Muhammad Ali, President of a Karachi based Roshni Helpline, informed that issues related to child abuse and neglect are quite common, with some exceptions, all around the globe. He, however, added that some issues such as neglect of female child are quite visible in poor and developing countries such as Pakistan. Muhammad Ali said that the issues of violence against female children are quite common; however, the reporting of such mode of violence is very low.

Mehnaz Sami, a housewife and mother of three girls and a boy, admitted that she often punished her daughters very severely but never even said any harsh word to her son. “I just want to discipline them as one day they will leave my house for ever and therefore they must know that girls/women should be submissive and disciplined,” Mehnaz Sami explained the reason of her harsh attitude towards her daughters.
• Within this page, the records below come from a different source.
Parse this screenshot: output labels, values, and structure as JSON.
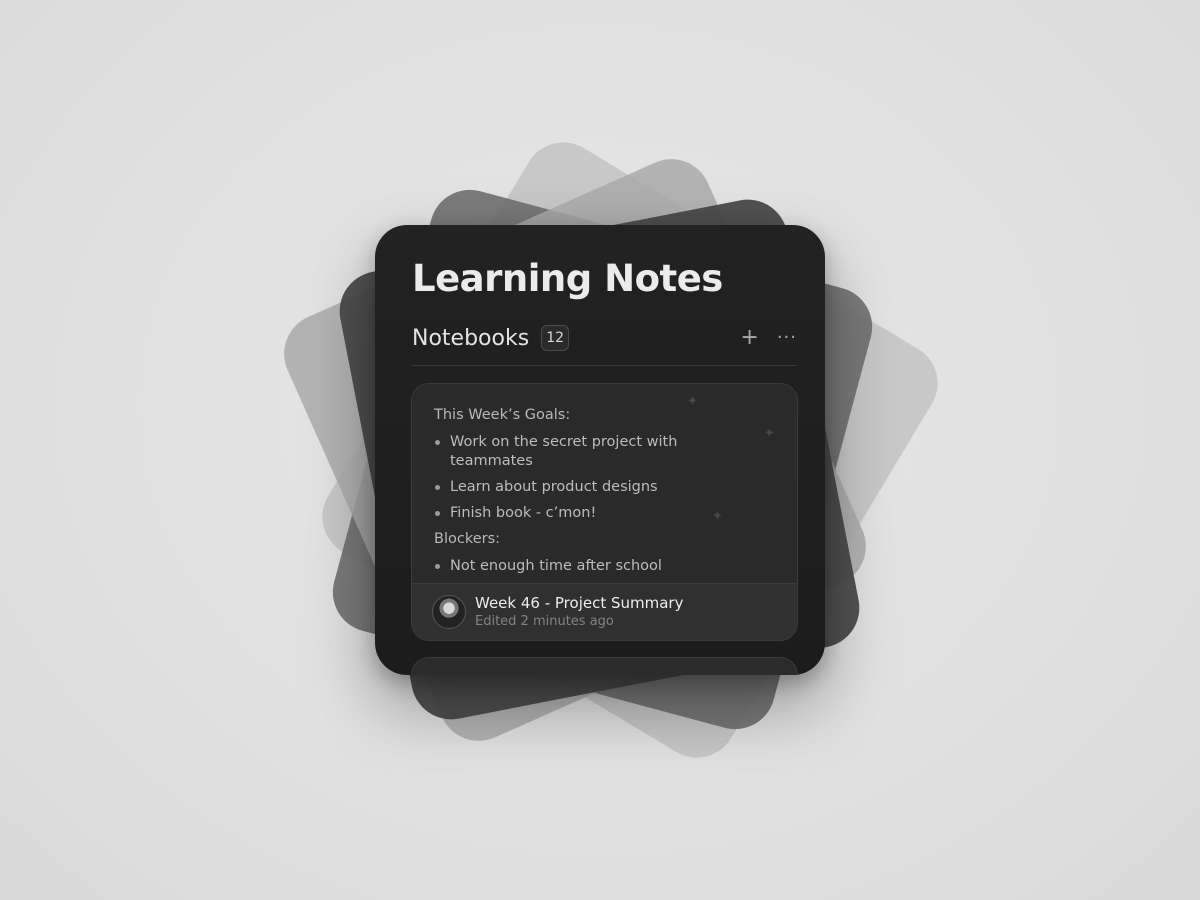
{
  "widget": {
    "title": "Learning Notes",
    "section": {
      "label": "Notebooks",
      "count": "12"
    },
    "actions": {
      "add_icon": "plus-icon",
      "more_icon": "ellipsis-icon"
    },
    "note": {
      "goals_heading": "This Week’s Goals:",
      "goals": [
        "Work on the secret project with teammates",
        "Learn about product designs",
        "Finish book - c’mon!"
      ],
      "blockers_heading": "Blockers:",
      "blockers": [
        "Not enough time after school"
      ],
      "title": "Week 46 - Project Summary",
      "meta": "Edited 2 minutes ago",
      "avatar_icon": "avatar"
    }
  },
  "colors": {
    "background": "#e2e2e2",
    "widget": "#1f1f1f",
    "card": "#2a2a2a",
    "text_primary": "#ebebeb",
    "text_secondary": "#828282"
  }
}
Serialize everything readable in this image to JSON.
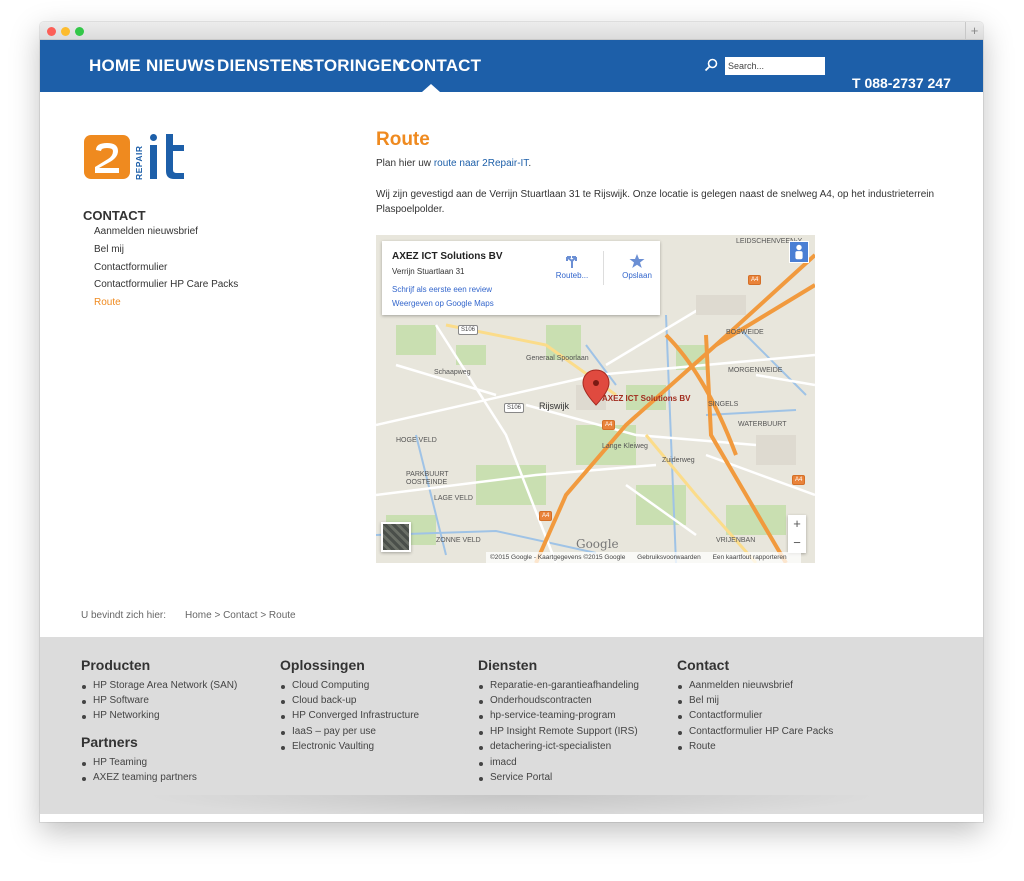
{
  "nav": {
    "items": [
      "HOME",
      "NIEUWS",
      "DIENSTEN",
      "STORINGEN",
      "CONTACT"
    ],
    "search_placeholder": "Search...",
    "phone": "T 088-2737 247"
  },
  "logo": {
    "text": "2REPAIR IT"
  },
  "sidebar": {
    "heading": "CONTACT",
    "items": [
      "Aanmelden nieuwsbrief",
      "Bel mij",
      "Contactformulier",
      "Contactformulier HP Care Packs",
      "Route"
    ],
    "active": "Route"
  },
  "content": {
    "title": "Route",
    "intro_prefix": "Plan hier uw ",
    "intro_link": "route naar 2Repair-IT",
    "intro_suffix": ".",
    "body": "Wij zijn gevestigd aan de Verrijn Stuartlaan 31 te Rijswijk. Onze locatie is gelegen naast de snelweg A4, op het industrieterrein Plaspoelpolder."
  },
  "map": {
    "place_name": "AXEZ ICT Solutions BV",
    "address": "Verrijn Stuartlaan 31",
    "link_review": "Schrijf als eerste een review",
    "link_maps": "Weergeven op Google Maps",
    "btn_route": "Routeb...",
    "btn_save": "Opslaan",
    "pin_label": "AXEZ ICT Solutions BV",
    "zoom_in": "+",
    "zoom_out": "−",
    "google": "Google",
    "attribution": [
      "©2015 Google - Kaartgegevens ©2015 Google",
      "Gebruiksvoorwaarden",
      "Een kaartfout rapporteren"
    ],
    "labels": [
      "Rijswijk",
      "HOGE VELD",
      "PARKBUURT OOSTEINDE",
      "LAGE VELD",
      "ZONNE VELD",
      "BOSWEIDE",
      "MORGENWEIDE",
      "SINGELS",
      "WATERBUURT",
      "VRIJENBAN",
      "Zuiderweg",
      "Generaal Spoorlaan",
      "Schaapweg",
      "Lange Kleiweg",
      "LEIDSCHENVEEN-Y"
    ],
    "shields": [
      "S106",
      "S106",
      "A4",
      "A4",
      "A4",
      "A4"
    ]
  },
  "breadcrumb": {
    "label": "U bevindt zich hier:",
    "path": "Home > Contact > Route"
  },
  "footer": {
    "columns": [
      {
        "title": "Producten",
        "items": [
          "HP Storage Area Network (SAN)",
          "HP Software",
          "HP Networking"
        ]
      },
      {
        "title": "Oplossingen",
        "items": [
          "Cloud Computing",
          "Cloud back-up",
          "HP Converged Infrastructure",
          "IaaS – pay per use",
          "Electronic Vaulting"
        ]
      },
      {
        "title": "Diensten",
        "items": [
          "Reparatie-en-garantieafhandeling",
          "Onderhoudscontracten",
          "hp-service-teaming-program",
          "HP Insight Remote Support (IRS)",
          "detachering-ict-specialisten",
          "imacd",
          "Service Portal"
        ]
      },
      {
        "title": "Contact",
        "items": [
          "Aanmelden nieuwsbrief",
          "Bel mij",
          "Contactformulier",
          "Contactformulier HP Care Packs",
          "Route"
        ]
      }
    ],
    "partners": {
      "title": "Partners",
      "items": [
        "HP Teaming",
        "AXEZ teaming partners"
      ]
    }
  },
  "colors": {
    "brand_blue": "#1d5fa9",
    "accent_orange": "#ef8a1f",
    "footer_bg": "#dcdcdc"
  }
}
Nasreen Gil runs a small charity school in a slum in Karachi. She observed that the dropout rate of girls are quite high in her school, especially after passing the fifth grade. Nasreen Gil informed that she met with the mothers of many dropout students and majority of them responded that, “our financial resources are very limited and therefore we cannot afford her education expenses.” It is pertinent to mention that in poor communities, parents only spend money on the studies of their son/s because they expect some return from them.

The Beijing Declaration under paragraph # 9 and 23 stated that, “We are determined to … ensure the human rights of … the girl child as an inalienable, integral and indivisible part of all human rights and fundamental freedoms….; … ensure the full enjoyment by … the girl child of all human rights … and take effective action against violations of these rights….”

Advocate Ashraf Suleiman informed that there is a considerable improvement in the status of women and children in Pakistan. He observed that the country has signed and ratified many UN and international protocols and conventions for the protection of women and child rights. Furthermore, specific domestic legislation has also been introduced with a view to provide protection to vulnerable sections of the society. He, however, pointed out that improvement in implementation mechanism is absolutely necessary to achieve desired results. Advocate Ashraf Suleiman also suggested allocation of appropriate resources and capacity building of concerned officials as required steps in this regard.

It seems necessary that government and non-government organizations must investigate and understand the reasons of marginalization and neglect, the girl child is facing in Pakistan. The GOs and NGOs must cooperate with each other to find ways and means to resolve and minimize the level of discrimination and neglect. It is pertinent to mention that UN Convention on the Rights of the Child (CRC) provides clear guidelines to improve the situation. Therefore, proper implementation of UN CRC, in letter and spirit, can help improving the situation.


The views shared in this article do not necessarily reflect those of the AHRC, and the AHRC takes no responsibility for them.

About the Author:
Mr. Amir Murtaza is a writer and researcher; he can be reached at

Document ID :AHRC-ETC-044-2011
Countries : Pakistan
Date : 28-09-2011